Task description:
Repeat each entry word for word. Leave any images out of the copy.

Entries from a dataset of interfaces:
=====

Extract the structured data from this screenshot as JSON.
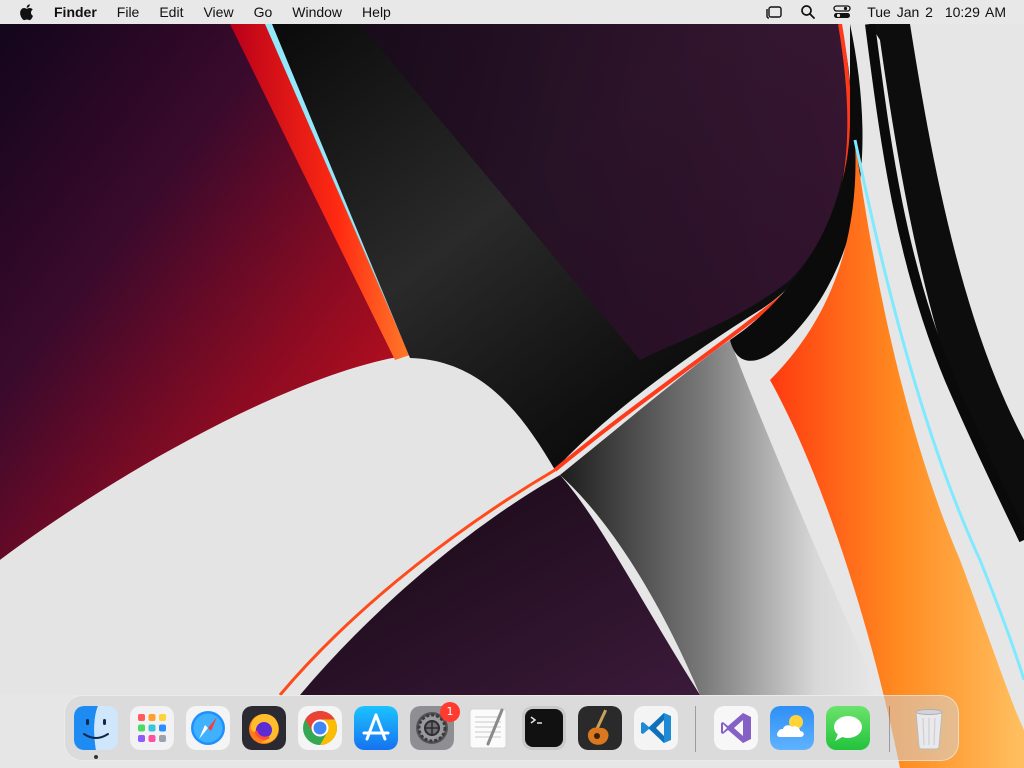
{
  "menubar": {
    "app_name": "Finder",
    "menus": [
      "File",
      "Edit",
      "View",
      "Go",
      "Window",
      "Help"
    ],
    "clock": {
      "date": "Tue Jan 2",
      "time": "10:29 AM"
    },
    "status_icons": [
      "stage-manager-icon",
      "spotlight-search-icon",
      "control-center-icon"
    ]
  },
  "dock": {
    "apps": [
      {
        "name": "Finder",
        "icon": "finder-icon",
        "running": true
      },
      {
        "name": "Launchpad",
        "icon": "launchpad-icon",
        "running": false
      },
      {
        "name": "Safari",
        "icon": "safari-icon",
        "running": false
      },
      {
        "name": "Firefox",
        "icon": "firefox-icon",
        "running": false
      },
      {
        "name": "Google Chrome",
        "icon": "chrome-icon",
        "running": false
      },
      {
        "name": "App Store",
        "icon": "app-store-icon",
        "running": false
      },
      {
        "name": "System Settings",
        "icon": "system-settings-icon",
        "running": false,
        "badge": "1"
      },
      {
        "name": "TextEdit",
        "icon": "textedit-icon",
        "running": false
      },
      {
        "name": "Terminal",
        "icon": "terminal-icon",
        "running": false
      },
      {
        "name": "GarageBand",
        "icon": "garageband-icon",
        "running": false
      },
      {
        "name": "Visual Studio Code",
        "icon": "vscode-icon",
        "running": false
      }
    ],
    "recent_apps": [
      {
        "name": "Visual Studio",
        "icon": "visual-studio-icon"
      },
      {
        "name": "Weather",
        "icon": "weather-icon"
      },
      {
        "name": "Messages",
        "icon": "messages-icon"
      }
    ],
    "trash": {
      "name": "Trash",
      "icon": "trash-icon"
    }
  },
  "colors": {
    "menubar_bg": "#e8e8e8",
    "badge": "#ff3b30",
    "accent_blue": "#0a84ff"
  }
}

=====

Task response:
Extract the structured data from this screenshot as JSON.
{
  "menubar": {
    "app_name": "Finder",
    "menus": [
      "File",
      "Edit",
      "View",
      "Go",
      "Window",
      "Help"
    ],
    "clock": {
      "date": "Tue Jan 2",
      "time": "10:29 AM"
    },
    "status_icons": [
      "stage-manager-icon",
      "spotlight-search-icon",
      "control-center-icon"
    ]
  },
  "dock": {
    "apps": [
      {
        "name": "Finder",
        "icon": "finder-icon",
        "running": true
      },
      {
        "name": "Launchpad",
        "icon": "launchpad-icon",
        "running": false
      },
      {
        "name": "Safari",
        "icon": "safari-icon",
        "running": false
      },
      {
        "name": "Firefox",
        "icon": "firefox-icon",
        "running": false
      },
      {
        "name": "Google Chrome",
        "icon": "chrome-icon",
        "running": false
      },
      {
        "name": "App Store",
        "icon": "app-store-icon",
        "running": false
      },
      {
        "name": "System Settings",
        "icon": "system-settings-icon",
        "running": false,
        "badge": "1"
      },
      {
        "name": "TextEdit",
        "icon": "textedit-icon",
        "running": false
      },
      {
        "name": "Terminal",
        "icon": "terminal-icon",
        "running": false
      },
      {
        "name": "GarageBand",
        "icon": "garageband-icon",
        "running": false
      },
      {
        "name": "Visual Studio Code",
        "icon": "vscode-icon",
        "running": false
      }
    ],
    "recent_apps": [
      {
        "name": "Visual Studio",
        "icon": "visual-studio-icon"
      },
      {
        "name": "Weather",
        "icon": "weather-icon"
      },
      {
        "name": "Messages",
        "icon": "messages-icon"
      }
    ],
    "trash": {
      "name": "Trash",
      "icon": "trash-icon"
    }
  },
  "colors": {
    "menubar_bg": "#e8e8e8",
    "badge": "#ff3b30",
    "accent_blue": "#0a84ff"
  }
}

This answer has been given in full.